His mother is thrilled to see her son giving back to such an important cause.
“It’s hard to put into words how proud we are of Joe,” she said. “I can’t talk about it without getting emotional and teary. It’s amazing what he is accomplishing, and I think he and his group will be changed both physically and mentally by the experience.”
Kuykendall is a little more than a week away from Canon Beach, where his parents will be waiting to greet him. As of early this week, his group had reached Idaho City and covered almost 3,200 miles of the 3,794-mile trek.
“It’s amazing all the challenges he has overcome,” Laura Kuykendall said. “He has hit a few walls, but he has continued and done an amazing job. It will be a relief to have him home. I can’t say I don’t worry every day about their safety. But it will be a bit of relief with a lot of pride and admiration.”
As for the emotions Joe expects to experience when it is all over?
“I don’t even know,” he said. “I think it is going to be a greatest sense of accomplishment in the world. We just biked across the country, from the Atlantic to the Pacific. There are those long, hard days when you don’t think it’s ever going to end. But you realize you overcame the struggles and really accomplished something.”
Kuykendall and his group intend to end the trip with the same grand gesture in which they began it.
“(On May 31), we all dipped our bikes in the Atlantic Ocean,” Kuykendall said. “And when we are done, we are going to dip them in the Pacific.

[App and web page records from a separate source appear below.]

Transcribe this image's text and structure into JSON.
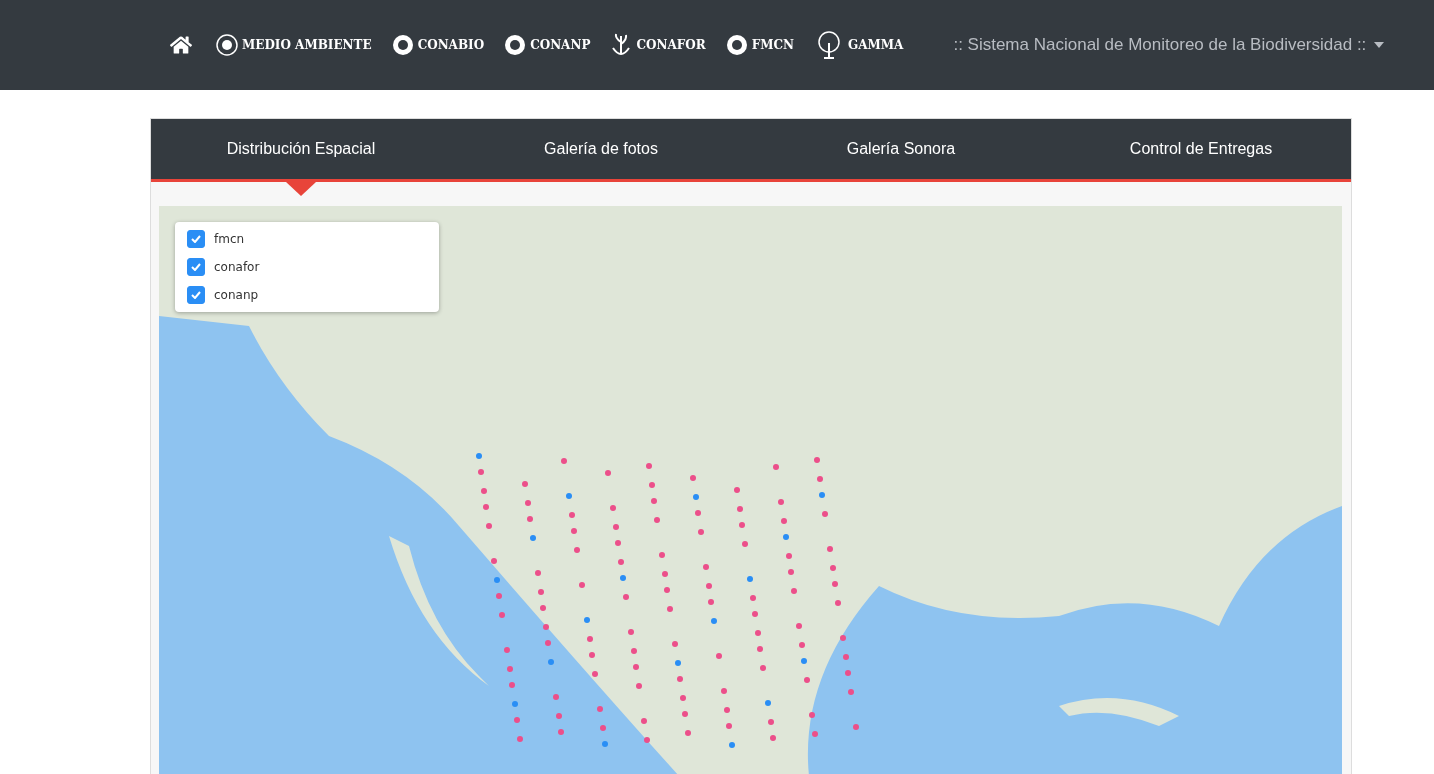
{
  "header": {
    "logos": [
      {
        "kind": "emblem",
        "name": "MEDIO AMBIENTE"
      },
      {
        "kind": "circle",
        "name": "CONABIO"
      },
      {
        "kind": "circle",
        "name": "CONANP"
      },
      {
        "kind": "plant",
        "name": "CONAFOR"
      },
      {
        "kind": "circle",
        "name": "FMCN"
      },
      {
        "kind": "tree",
        "name": "GAMMA"
      }
    ],
    "system_menu": {
      "label": ":: Sistema Nacional de Monitoreo de la Biodiversidad ::"
    }
  },
  "tabs": [
    {
      "label": "Distribución Espacial",
      "selected": true
    },
    {
      "label": "Galería de fotos",
      "selected": false
    },
    {
      "label": "Galería Sonora",
      "selected": false
    },
    {
      "label": "Control de Entregas",
      "selected": false
    }
  ],
  "layers": [
    {
      "label": "fmcn",
      "checked": true
    },
    {
      "label": "conafor",
      "checked": true
    },
    {
      "label": "conanp",
      "checked": true
    }
  ]
}
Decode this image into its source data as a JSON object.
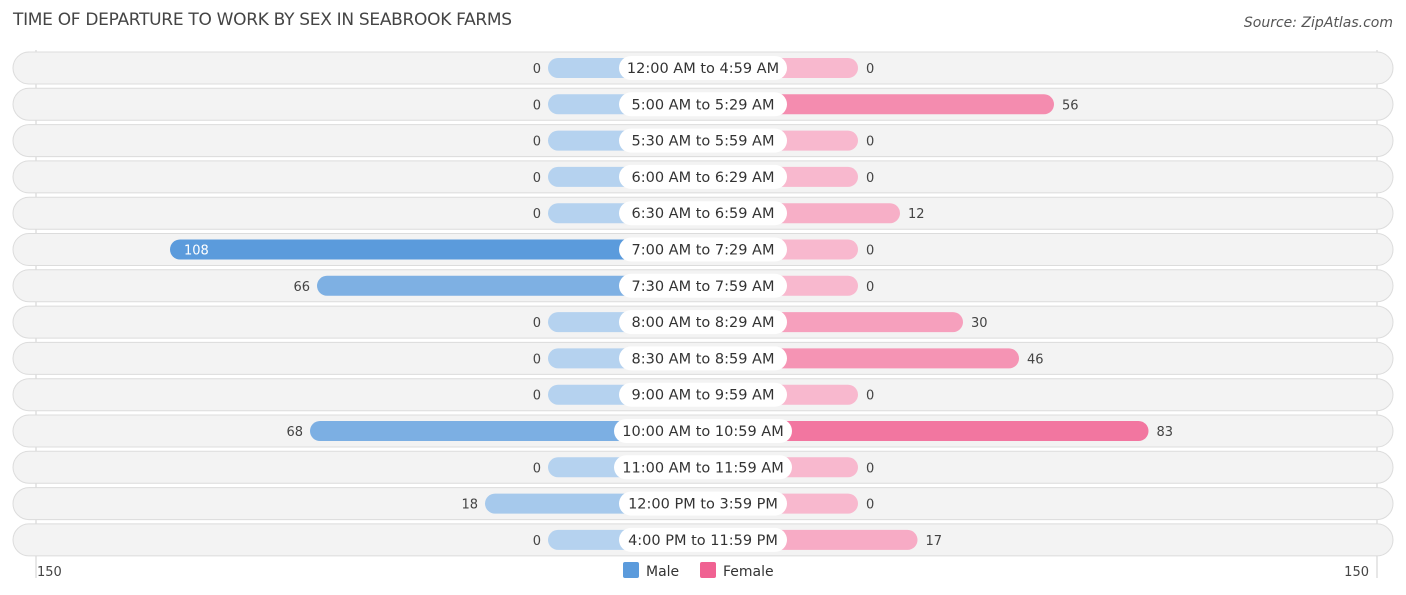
{
  "chart_data": {
    "type": "bar",
    "orientation": "horizontal-diverging",
    "title": "TIME OF DEPARTURE TO WORK BY SEX IN SEABROOK FARMS",
    "source": "Source: ZipAtlas.com",
    "categories": [
      "12:00 AM to 4:59 AM",
      "5:00 AM to 5:29 AM",
      "5:30 AM to 5:59 AM",
      "6:00 AM to 6:29 AM",
      "6:30 AM to 6:59 AM",
      "7:00 AM to 7:29 AM",
      "7:30 AM to 7:59 AM",
      "8:00 AM to 8:29 AM",
      "8:30 AM to 8:59 AM",
      "9:00 AM to 9:59 AM",
      "10:00 AM to 10:59 AM",
      "11:00 AM to 11:59 AM",
      "12:00 PM to 3:59 PM",
      "4:00 PM to 11:59 PM"
    ],
    "series": [
      {
        "name": "Male",
        "color": "#5b9bdc",
        "values": [
          0,
          0,
          0,
          0,
          0,
          108,
          66,
          0,
          0,
          0,
          68,
          0,
          18,
          0
        ]
      },
      {
        "name": "Female",
        "color": "#f06292",
        "values": [
          0,
          56,
          0,
          0,
          12,
          0,
          0,
          30,
          46,
          0,
          83,
          0,
          0,
          17
        ]
      }
    ],
    "axis": {
      "left_label": "150",
      "right_label": "150",
      "max": 150
    },
    "legend": {
      "position": "bottom-center",
      "items": [
        "Male",
        "Female"
      ]
    },
    "grid": false
  }
}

It’s pretty surreal to think we would be crossing the country on human power alone.”